*WHAT NEEDS TO BE DONE*: Your answer should consist of every line from the records that holds the string "icon".

^^^^^^^^^^^^^^^^

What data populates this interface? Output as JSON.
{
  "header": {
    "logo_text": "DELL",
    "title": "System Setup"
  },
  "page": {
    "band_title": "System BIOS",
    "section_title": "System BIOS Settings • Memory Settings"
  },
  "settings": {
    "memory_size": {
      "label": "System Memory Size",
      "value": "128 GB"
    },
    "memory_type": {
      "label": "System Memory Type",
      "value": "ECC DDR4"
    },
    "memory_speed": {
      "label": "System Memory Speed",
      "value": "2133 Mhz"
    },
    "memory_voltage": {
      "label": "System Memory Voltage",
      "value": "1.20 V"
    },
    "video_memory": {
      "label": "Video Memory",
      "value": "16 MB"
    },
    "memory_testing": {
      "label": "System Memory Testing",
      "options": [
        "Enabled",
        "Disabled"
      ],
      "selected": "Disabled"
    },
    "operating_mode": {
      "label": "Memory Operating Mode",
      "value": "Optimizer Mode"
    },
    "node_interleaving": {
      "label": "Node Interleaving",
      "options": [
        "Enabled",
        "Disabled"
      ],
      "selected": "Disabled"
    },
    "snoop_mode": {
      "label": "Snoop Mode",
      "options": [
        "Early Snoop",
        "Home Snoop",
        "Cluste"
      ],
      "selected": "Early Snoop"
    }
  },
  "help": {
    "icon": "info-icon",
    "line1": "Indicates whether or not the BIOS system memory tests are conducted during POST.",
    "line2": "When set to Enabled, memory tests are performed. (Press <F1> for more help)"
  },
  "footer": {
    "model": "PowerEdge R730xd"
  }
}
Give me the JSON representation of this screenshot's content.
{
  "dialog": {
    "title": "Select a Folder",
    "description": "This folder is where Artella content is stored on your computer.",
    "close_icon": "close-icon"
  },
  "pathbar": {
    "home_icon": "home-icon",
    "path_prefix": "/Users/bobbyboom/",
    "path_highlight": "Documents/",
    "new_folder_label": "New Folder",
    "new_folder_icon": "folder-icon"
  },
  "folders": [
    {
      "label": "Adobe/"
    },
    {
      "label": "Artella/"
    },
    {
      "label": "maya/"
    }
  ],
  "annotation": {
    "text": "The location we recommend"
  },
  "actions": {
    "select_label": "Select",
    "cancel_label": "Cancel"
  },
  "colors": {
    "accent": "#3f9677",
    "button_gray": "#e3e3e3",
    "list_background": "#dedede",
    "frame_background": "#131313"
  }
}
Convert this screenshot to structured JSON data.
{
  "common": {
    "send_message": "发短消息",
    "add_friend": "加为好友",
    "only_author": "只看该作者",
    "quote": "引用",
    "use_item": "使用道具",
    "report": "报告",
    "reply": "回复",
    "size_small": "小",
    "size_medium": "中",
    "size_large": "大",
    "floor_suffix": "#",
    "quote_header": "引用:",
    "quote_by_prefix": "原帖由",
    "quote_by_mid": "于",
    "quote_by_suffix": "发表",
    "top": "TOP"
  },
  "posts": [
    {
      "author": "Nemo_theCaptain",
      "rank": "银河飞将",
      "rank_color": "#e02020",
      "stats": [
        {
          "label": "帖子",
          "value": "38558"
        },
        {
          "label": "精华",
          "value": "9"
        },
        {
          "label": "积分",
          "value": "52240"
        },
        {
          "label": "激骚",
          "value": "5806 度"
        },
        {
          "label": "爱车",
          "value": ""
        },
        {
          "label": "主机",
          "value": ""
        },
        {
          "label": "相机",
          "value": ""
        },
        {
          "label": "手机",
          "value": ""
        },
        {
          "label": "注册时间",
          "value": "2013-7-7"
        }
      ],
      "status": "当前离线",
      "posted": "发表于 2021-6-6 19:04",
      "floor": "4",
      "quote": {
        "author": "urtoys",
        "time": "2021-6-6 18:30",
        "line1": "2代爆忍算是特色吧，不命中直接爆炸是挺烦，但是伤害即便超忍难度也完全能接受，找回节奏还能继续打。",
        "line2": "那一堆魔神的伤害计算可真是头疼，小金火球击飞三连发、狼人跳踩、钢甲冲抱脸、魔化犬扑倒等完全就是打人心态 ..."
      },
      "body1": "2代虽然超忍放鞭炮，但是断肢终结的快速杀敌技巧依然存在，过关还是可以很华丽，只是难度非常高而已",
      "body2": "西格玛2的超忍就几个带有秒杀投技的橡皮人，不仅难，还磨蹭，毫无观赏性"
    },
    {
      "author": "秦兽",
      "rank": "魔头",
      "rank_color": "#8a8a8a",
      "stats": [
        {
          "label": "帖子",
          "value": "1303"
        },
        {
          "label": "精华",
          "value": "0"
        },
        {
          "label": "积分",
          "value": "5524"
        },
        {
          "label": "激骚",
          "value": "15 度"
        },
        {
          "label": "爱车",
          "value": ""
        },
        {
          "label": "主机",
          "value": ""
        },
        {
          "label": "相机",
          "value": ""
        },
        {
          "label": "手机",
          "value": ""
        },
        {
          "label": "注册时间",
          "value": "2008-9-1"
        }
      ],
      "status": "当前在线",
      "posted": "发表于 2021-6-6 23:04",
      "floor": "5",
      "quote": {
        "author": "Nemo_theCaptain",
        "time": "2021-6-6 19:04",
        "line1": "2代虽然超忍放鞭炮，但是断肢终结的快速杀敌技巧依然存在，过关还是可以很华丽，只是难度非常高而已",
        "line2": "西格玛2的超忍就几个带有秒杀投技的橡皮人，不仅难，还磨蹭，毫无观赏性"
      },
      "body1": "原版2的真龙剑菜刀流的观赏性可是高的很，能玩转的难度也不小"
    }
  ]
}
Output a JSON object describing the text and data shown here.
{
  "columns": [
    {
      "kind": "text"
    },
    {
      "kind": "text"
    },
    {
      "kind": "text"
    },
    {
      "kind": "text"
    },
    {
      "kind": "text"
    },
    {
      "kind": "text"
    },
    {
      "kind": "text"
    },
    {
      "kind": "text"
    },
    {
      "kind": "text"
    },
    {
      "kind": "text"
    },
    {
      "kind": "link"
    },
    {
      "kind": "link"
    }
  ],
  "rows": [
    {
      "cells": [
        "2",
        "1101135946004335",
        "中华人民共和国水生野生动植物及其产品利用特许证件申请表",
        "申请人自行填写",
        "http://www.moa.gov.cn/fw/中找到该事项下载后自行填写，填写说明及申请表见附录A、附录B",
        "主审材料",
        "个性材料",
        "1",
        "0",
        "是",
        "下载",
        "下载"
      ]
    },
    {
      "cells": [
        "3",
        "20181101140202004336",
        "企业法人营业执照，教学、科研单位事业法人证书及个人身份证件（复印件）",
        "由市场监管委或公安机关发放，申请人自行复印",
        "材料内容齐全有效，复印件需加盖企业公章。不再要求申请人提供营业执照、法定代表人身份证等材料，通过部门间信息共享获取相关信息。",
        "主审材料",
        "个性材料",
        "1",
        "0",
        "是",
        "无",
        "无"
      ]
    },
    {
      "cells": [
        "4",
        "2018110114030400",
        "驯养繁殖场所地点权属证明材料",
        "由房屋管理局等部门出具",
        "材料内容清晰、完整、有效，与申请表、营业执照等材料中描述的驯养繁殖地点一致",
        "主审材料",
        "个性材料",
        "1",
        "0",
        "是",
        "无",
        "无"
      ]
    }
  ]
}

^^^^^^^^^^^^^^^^

*RESULT OF THE EXERCISE*:
    "icon": "info-icon",
    "close_icon": "close-icon"
    "home_icon": "home-icon",
    "new_folder_icon": "folder-icon"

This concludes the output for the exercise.